Summer edition of CaseCheck’s ‘Case Law Digest’ has arrived

Print This Post

7 August 2013


The summer edition of CaseCheck’s quarterly Case Law Digest, a catalogue of all the case summaries added to CaseCheck’s online database between April and June, has arrived.

Consolidated into one easily searched document, including an introductory summary of some of the most notable judgments contained in the Digest, it makes legal research of the most recently delivered judgments easier. Organised into twenty-nine areas of procedural and substantive law, it covers a wide range of legal issues, from the right of conscientious objection under the Abortion Act 1967, to applications for preliminary rulings relating to intellectual property issues through to the jurisdiction of the UK under the European Convention on Human Rights for the purpose of securing the protection of members of the armed forces’ right to life.

This edition of the Digest also contains some historic judgments, pursuant to our commitment to continuously improve the scope of our database.  These include leading authorities on the court’s approach to ancillary relief under the Matrimonial Causes Act 1973.

The Digest is also a handy study tool, providing law students with an insight into the most recent developments in the courts and the legal issues that remain contentious all within one consolidated document.

An extract of the 2012 annual Digest can be viewed here.

Freely available to all subscribers, this most recent edition of the Digest is easy to navigate, printable and available across a wide range of devices.
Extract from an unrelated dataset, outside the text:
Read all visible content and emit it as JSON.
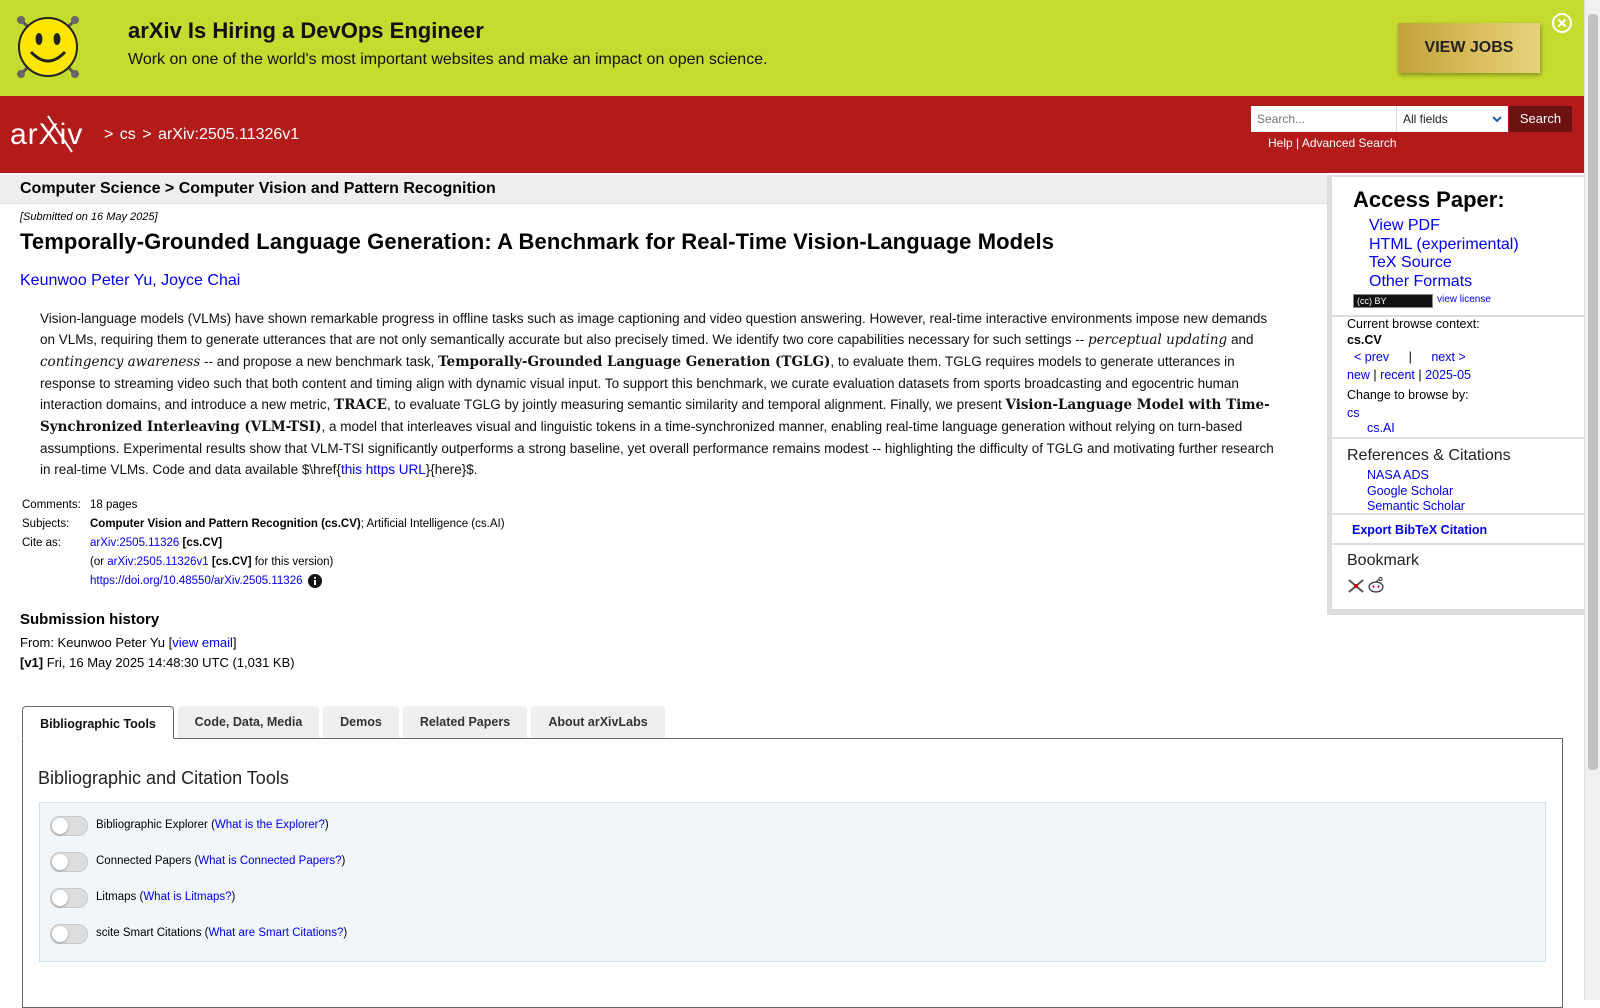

Subscribe for only £8 per month (excl. VAT) today to download your free eBook and access a range of time saving features, including CPD recorder, access to the search function and a personalised virtual library.

 



Associate News is provided by Legal Futures Associates.
Find out about becoming an Associate
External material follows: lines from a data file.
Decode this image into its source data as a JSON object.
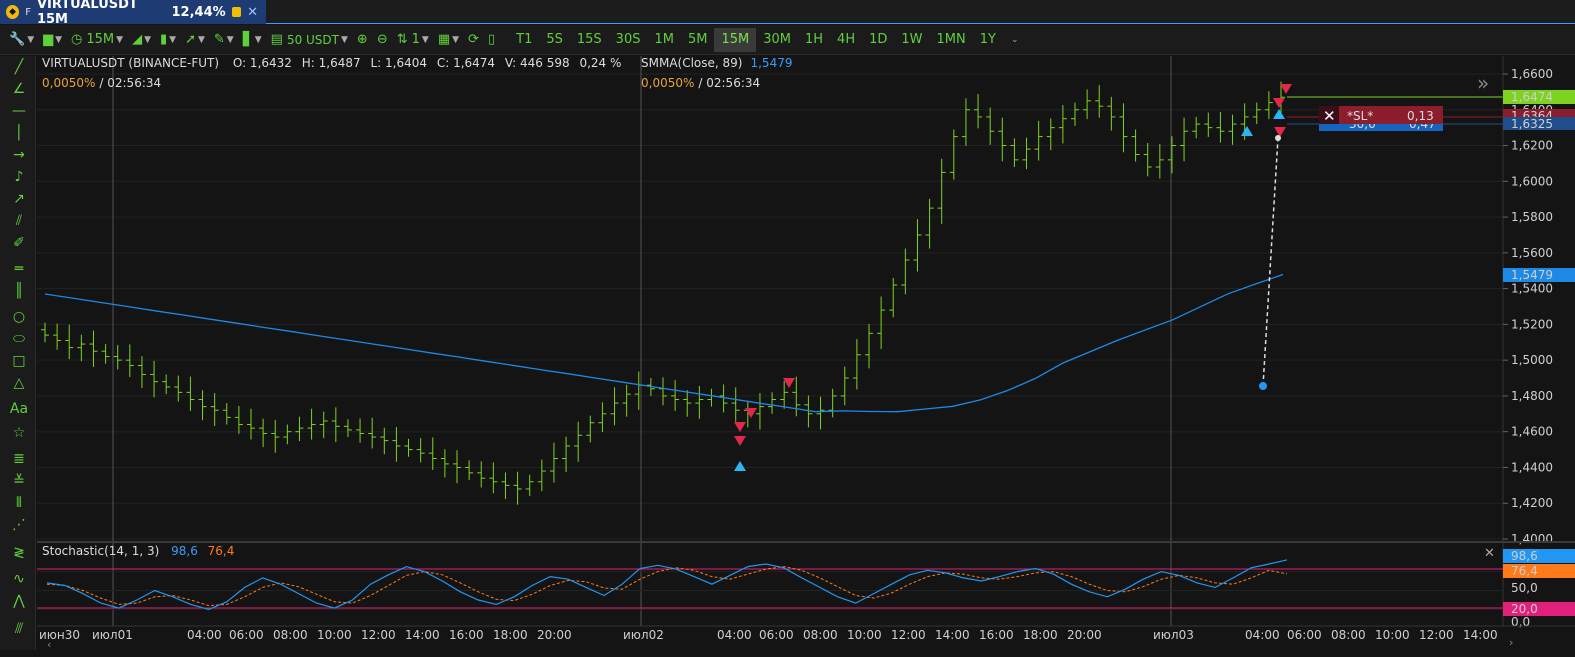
{
  "tab": {
    "exchange_badge": "F",
    "title": "VIRTUALUSDT 15M",
    "change": "12,44%",
    "close_icon": "✕"
  },
  "toolbar": {
    "interval": "15M",
    "quantity": "50 USDT",
    "lots": "1",
    "timeframes": [
      "T1",
      "5S",
      "15S",
      "30S",
      "1M",
      "5M",
      "15M",
      "30M",
      "1H",
      "4H",
      "1D",
      "1W",
      "1MN",
      "1Y"
    ],
    "active_timeframe": "15M"
  },
  "legend": {
    "symbol": "VIRTUALUSDT (BINANCE-FUT)",
    "open": "O: 1,6432",
    "high": "H: 1,6487",
    "low": "L: 1,6404",
    "close": "C: 1,6474",
    "volume": "V: 446 598",
    "change_pct": "0,24 %",
    "spread": "0,0050%",
    "timer": "/ 02:56:34",
    "ma_name": "SMMA(Close, 89)",
    "ma_value": "1,5479",
    "ma_spread": "0,0050%",
    "ma_timer": "/ 02:56:34"
  },
  "price_axis": {
    "ticks": [
      "1,6600",
      "1,6400",
      "1,6200",
      "1,6000",
      "1,5800",
      "1,5600",
      "1,5400",
      "1,5200",
      "1,5000",
      "1,4800",
      "1,4600",
      "1,4400",
      "1,4200",
      "1,4000"
    ],
    "last_price_label": "1,6474",
    "ma_price_label": "1,5479",
    "sl_price_label": "1,6364",
    "position_price_label": "1,6325"
  },
  "order_lines": {
    "sl_label": "*SL*",
    "sl_value": "0,13",
    "pos_label": "30,0",
    "pos_value": "0,47"
  },
  "stochastic": {
    "name": "Stochastic(14, 1, 3)",
    "k_value": "98,6",
    "d_value": "76,4",
    "ticks": [
      "50,0",
      "0,0"
    ],
    "level_label": "20,0",
    "close_icon": "✕"
  },
  "time_axis": {
    "labels": [
      "июн30",
      "июл01",
      "04:00",
      "06:00",
      "08:00",
      "10:00",
      "12:00",
      "14:00",
      "16:00",
      "18:00",
      "20:00",
      "июл02",
      "04:00",
      "06:00",
      "08:00",
      "10:00",
      "12:00",
      "14:00",
      "16:00",
      "18:00",
      "20:00",
      "июл03",
      "04:00",
      "06:00",
      "08:00",
      "10:00",
      "12:00",
      "14:00"
    ]
  },
  "colors": {
    "bull": "#7ed321",
    "ma": "#1e88e5",
    "last": "#7ed321",
    "sl": "#8b1d2c",
    "stoch_k": "#2196f3",
    "stoch_d": "#ff7a1a",
    "level": "#e0207a"
  },
  "chart_data": {
    "type": "candlestick",
    "interval": "15M",
    "y_range": [
      1.4,
      1.66
    ],
    "closes": [
      1.514,
      1.511,
      1.507,
      1.509,
      1.505,
      1.502,
      1.5,
      1.497,
      1.492,
      1.488,
      1.485,
      1.482,
      1.478,
      1.474,
      1.472,
      1.468,
      1.464,
      1.462,
      1.459,
      1.457,
      1.46,
      1.462,
      1.464,
      1.466,
      1.463,
      1.461,
      1.459,
      1.457,
      1.455,
      1.452,
      1.45,
      1.448,
      1.445,
      1.442,
      1.44,
      1.437,
      1.434,
      1.432,
      1.43,
      1.428,
      1.432,
      1.438,
      1.445,
      1.452,
      1.458,
      1.465,
      1.47,
      1.476,
      1.481,
      1.486,
      1.484,
      1.48,
      1.478,
      1.476,
      1.478,
      1.48,
      1.476,
      1.472,
      1.47,
      1.474,
      1.478,
      1.482,
      1.475,
      1.47,
      1.472,
      1.48,
      1.49,
      1.503,
      1.515,
      1.528,
      1.542,
      1.556,
      1.57,
      1.585,
      1.605,
      1.625,
      1.64,
      1.636,
      1.628,
      1.62,
      1.612,
      1.618,
      1.625,
      1.63,
      1.635,
      1.64,
      1.645,
      1.642,
      1.636,
      1.625,
      1.615,
      1.608,
      1.612,
      1.62,
      1.628,
      1.632,
      1.63,
      1.628,
      1.632,
      1.636,
      1.64,
      1.644,
      1.647
    ],
    "smma_89": [
      1.537,
      1.5347,
      1.5323,
      1.53,
      1.5276,
      1.5253,
      1.5229,
      1.5206,
      1.5182,
      1.5159,
      1.5135,
      1.5112,
      1.5088,
      1.5065,
      1.5041,
      1.5018,
      1.4994,
      1.4971,
      1.4947,
      1.4924,
      1.49,
      1.4877,
      1.4853,
      1.483,
      1.4806,
      1.4783,
      1.4759,
      1.4736,
      1.4712,
      1.4716,
      1.4713,
      1.4712,
      1.4727,
      1.4742,
      1.4778,
      1.4831,
      1.4898,
      1.4984,
      1.5048,
      1.5112,
      1.5169,
      1.5226,
      1.5299,
      1.5371,
      1.5426,
      1.5479
    ],
    "stochastic_k": [
      62,
      58,
      45,
      30,
      22,
      35,
      50,
      40,
      28,
      20,
      32,
      55,
      70,
      60,
      45,
      30,
      22,
      35,
      60,
      75,
      88,
      80,
      65,
      48,
      35,
      28,
      40,
      58,
      72,
      68,
      55,
      42,
      60,
      85,
      90,
      84,
      72,
      60,
      74,
      88,
      92,
      86,
      70,
      55,
      40,
      30,
      45,
      60,
      75,
      82,
      78,
      70,
      65,
      72,
      80,
      85,
      76,
      60,
      48,
      40,
      52,
      68,
      80,
      74,
      62,
      55,
      70,
      86,
      92,
      98.6
    ],
    "stochastic_d": [
      60,
      58,
      50,
      38,
      28,
      30,
      40,
      42,
      35,
      26,
      28,
      40,
      55,
      62,
      56,
      44,
      32,
      30,
      42,
      58,
      74,
      80,
      75,
      62,
      48,
      36,
      34,
      44,
      58,
      66,
      64,
      54,
      52,
      68,
      80,
      86,
      82,
      72,
      68,
      76,
      84,
      88,
      82,
      70,
      56,
      42,
      38,
      46,
      60,
      72,
      78,
      76,
      70,
      68,
      72,
      78,
      80,
      72,
      60,
      50,
      48,
      56,
      68,
      74,
      70,
      62,
      60,
      70,
      82,
      76.4
    ],
    "levels": [
      80,
      20
    ]
  }
}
Legal Futures Blog

GDPR and the rise of ‘datanapping’ – the new threat to the pockets of law firms

Nigel Wright

You’ve heard about ransomware – a hacker infiltrates your IT systems, locking them down until you pay a ransom. Some studies now estimate that over 50% of businesses have experienced this type of attack in the last year, and it’s particularly prevalent within the legal sector. Previously, firms could protect themselves by having a solid disaster recovery plan in place to ensure they can get back up and running in the event of a disruption. However, the General Data Protection Regulation (GDPR) – the new EU-wide regime which comes in effect on 25 May 2018, irrespective of Brexit – means that this approach alone is no longer adequate and security measures must be strengthened to prevent attacks.

April 21st, 2017